I don’t know about you, but I feel like Dr. Seuss has a book to fit any situation. In this one, Horton the elephant finds a speck of dust with tiny people living on it. Horton worries about them getting hurt and tries to protect them, but the other animals in the jungle say mean things and mock him for talking to a dust speck. Horton doesn’t let their jeering stop him, and through his efforts proves to the other animals that “a person’s a person, no matter how small.” Dr. Seuss conveys an important message through Horton: if you feel in your heart that something is right, you should not let the teasing and bullying of others stop you.
Elephant and Piggie: A Big Guy Took My Ball, by Mo Willems
Elephant and Piggie books have so many great lessons. In A Big Guy Took My Ball, a BIG guy takes Piggie’s ball, which really upsets Piggie. In a fit of righteous anger, Gerald proclaims, “That is not good. That is not right! Big guys have all the fun. What about the little guys!?” True, but unbeknownst to Gerald and Piggie, the big guy—a whale—is also upset because no one will play with him; he’s too big. So what do they do? They all play together, of course! This book for early readers shows us that even if it seems like someone is being a bully, he may just be misunderstood and looking for a friend.
Jane, the Fox, & Me, by Fanny Britt
This graphic novel for ages 9 to 11 handles bullying head-on. The story follows a girl named Hélène as she is tormented at school by a group of girls, who tease her and call her fat. Hélène is lonely, but she comforts herself reading Jane Eyre, “the best book I’ve ever read, even if I’m only halfway through.” Hélène struggles to feel accepted by her classmates, until a class camping trip reveals an unlikely friend. A great book for older children, especially fans of graphic novels, Hélène’s story is a relatable one to anyone facing (or who has ever faced) the tumultuous years of middle school.

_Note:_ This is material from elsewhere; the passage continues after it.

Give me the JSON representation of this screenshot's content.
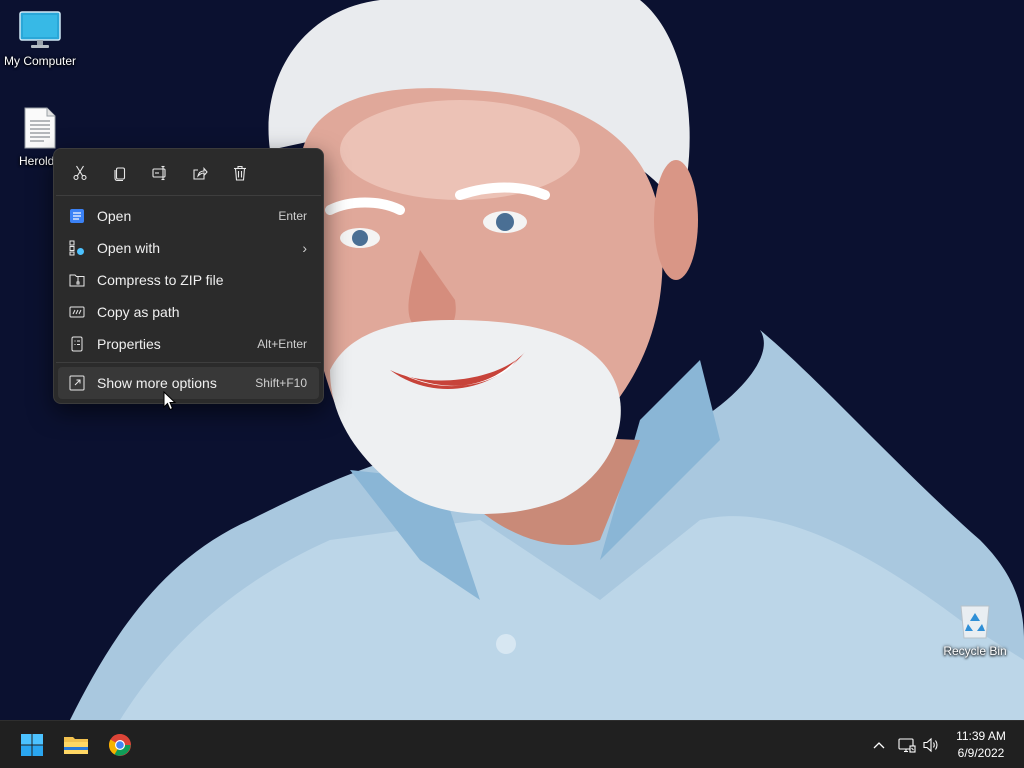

Loser, by Jerry Spinelli
With a reading level of age 8 and up, Loser follows a boy called Zinkoff from first grade to middle school. As hard as Zinkoff tries to be like the other kids, he just doesn’t fit in. He’s too clumsy, too messy, too eager to please, and though his name is Zinkoff, everyone calls him Loser. But what his classmates don’t realize is that part of what makes Zinkoff so wonderfully unique is that he either doesn’t realize he’s different or just doesn’t care, and he gives his all to everything he does. He may be messy and clumsy, but he’s also kind and hardworking, and those are the traits people will remember him for in the end. A great read for the kid who feels like he just doesn’t fit in, or to teach kids about being kind to people who seem different from them. (Side note: Spinelli’s novel Stargirl is also an excellent “bully” book for older readers, all about being yourself no matter what other people think.)
There’s a Boy in the Girls’ Bathroom, by Louis Sachar

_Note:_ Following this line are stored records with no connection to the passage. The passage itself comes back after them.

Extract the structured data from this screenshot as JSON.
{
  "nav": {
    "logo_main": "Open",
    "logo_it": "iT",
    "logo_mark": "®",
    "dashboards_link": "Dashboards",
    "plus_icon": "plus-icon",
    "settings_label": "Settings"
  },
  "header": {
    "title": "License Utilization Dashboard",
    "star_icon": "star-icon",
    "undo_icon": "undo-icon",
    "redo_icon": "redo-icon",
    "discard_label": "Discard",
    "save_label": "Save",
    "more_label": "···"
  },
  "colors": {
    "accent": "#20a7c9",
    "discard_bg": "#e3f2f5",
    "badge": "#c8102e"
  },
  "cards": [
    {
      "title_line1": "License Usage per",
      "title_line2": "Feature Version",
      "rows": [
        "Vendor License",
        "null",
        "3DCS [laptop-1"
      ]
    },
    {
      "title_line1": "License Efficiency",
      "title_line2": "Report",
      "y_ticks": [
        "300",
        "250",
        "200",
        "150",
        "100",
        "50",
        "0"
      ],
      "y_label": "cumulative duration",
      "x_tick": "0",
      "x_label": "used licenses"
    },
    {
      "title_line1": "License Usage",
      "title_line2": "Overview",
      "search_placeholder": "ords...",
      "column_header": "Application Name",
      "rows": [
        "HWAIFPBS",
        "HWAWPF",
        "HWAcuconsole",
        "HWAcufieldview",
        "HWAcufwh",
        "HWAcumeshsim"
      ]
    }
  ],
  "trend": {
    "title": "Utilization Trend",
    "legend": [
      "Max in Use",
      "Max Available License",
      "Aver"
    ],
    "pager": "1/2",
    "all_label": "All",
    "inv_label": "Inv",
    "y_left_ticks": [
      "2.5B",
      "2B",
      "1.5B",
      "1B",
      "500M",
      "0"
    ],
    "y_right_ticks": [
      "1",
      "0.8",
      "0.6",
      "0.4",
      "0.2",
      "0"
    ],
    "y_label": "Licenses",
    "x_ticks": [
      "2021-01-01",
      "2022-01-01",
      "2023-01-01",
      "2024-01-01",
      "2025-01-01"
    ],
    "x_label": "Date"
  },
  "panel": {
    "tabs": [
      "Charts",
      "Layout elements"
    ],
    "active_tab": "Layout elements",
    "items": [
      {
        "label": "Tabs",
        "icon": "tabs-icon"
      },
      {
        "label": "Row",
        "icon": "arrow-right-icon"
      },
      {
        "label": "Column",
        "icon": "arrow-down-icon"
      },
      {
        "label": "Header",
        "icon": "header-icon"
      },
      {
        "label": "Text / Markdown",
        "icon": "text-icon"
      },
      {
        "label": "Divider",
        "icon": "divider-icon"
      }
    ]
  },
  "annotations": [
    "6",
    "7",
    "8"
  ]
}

“Give me a dollar or I’ll spit on you.” That’s what Bradley Chalkers says to the new kid in his class, and that’s why nobody likes Bradley Chalkers. He’s the biggest, meanest kid in the fifth grade. Nobody likes Bradley—except Carla, the new school counselor. Carla teaches Bradley how to see himself, and his classmates, in a different way. But Bradley can’t have Carla around all the time, and he’ll have to trust in himself to be his best without her. Sachar’s book takes a unique approach in that it tells the story from the bully’s perspective, and as a result shows that sometimes being “the bully” can hurt much more than being bullied.
Wonder, by R. J. Palacio
Auggie Pullman is a 10-year-old boy with a rare facial deformity who, after being homeschooled for most of his life, starts at a traditional school for the first time. Although he makes a few friends who don’t care that he looks “different,” not everyone is kind about the way Auggie looks. Told from multiple perspectives, this book is a wonderful lesson in inclusion and not judging someone for the way they look.